I made note of one more interesting point Simon Armitage made. He spoke of a quotation made by the poet, Blake Morrison, who said words to the effect "if you try to write a poem that tells us the meaning of life, you'll come up against a brick wall. If, on the other hand, you write a poem about a brick wall, you may just shed some light on the meaning of life". He subsequently adjusted his writing habits and explained that, every three weeks or so, he makes a point of writing about something quite trivial. To demonstrate this, he read a poem he'd written when, one day, he'd gone into their garden and "kicked a mushroom", which was "the highlight of his week". It sounds daft, but the poem he read was quite extraordinary and even felt quite poignant in places. I do sometimes find this myself, starting to describe something that maybe quite ordinary, but which then turns into something else altogether, something deeper.

Listening to and reading Simon Armitage leaves me with two conflicting feelings. The first is that, in the face of his brilliance, I should give up trying to become a poet! The second feeling is that I am inspired. The second should have my vote; we shall have to wait and see. One thing I know is that I'd love to attend one of his lectures on writing poetry.

Next year's Book and Pamphlet Prize competition is being judged by another quite well known poet, a certain Carol Ann Duffy!
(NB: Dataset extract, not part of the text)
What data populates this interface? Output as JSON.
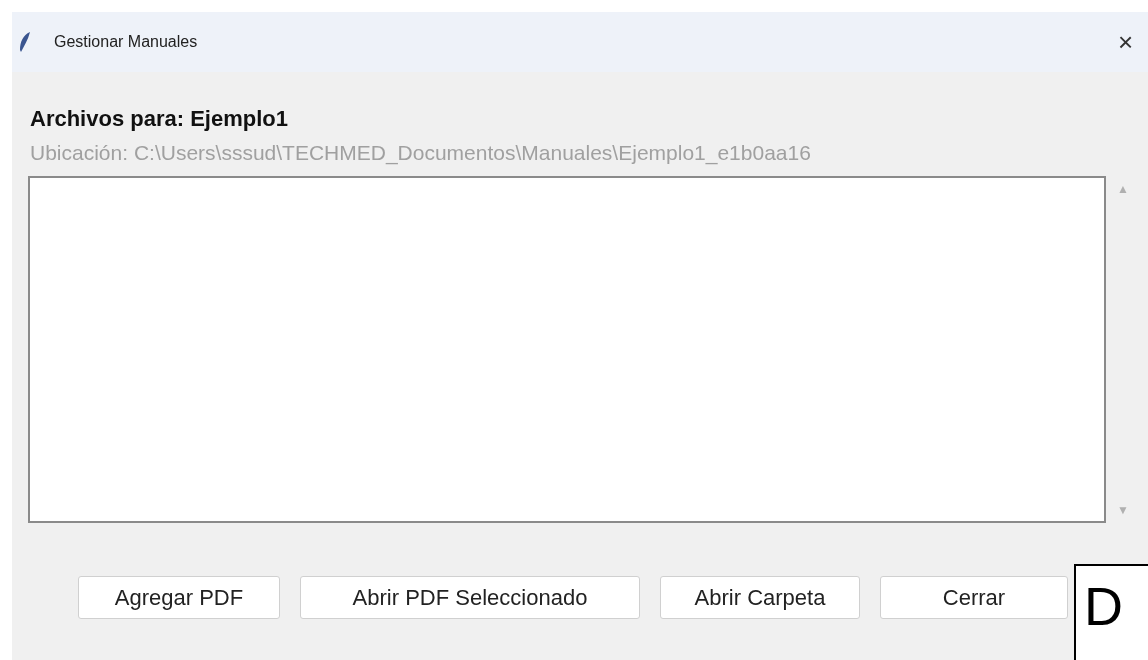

I’m very tempted to enter, but could be pushed for time, since the closing date is 30th November. I think my priorities need realigning!

So, all in all, a very entertaining and enjoyable week, so far, and there’s more to come from the Off The Shelf Festival of Words in Sheffield, which runs until 2nd November.

P.S. And on Saturday evening, we went to see Bernard Wrigley, aka the "Bolton Bullfrog"; a very, very funny man. Go see him if you want you stomach to ache from laughter. Value for money. So, along with a couple of family get-togethers this weekend, that completes a very full but thoroughly stimulating week.

Watch this space for more reports on the Off The Shelf Festival.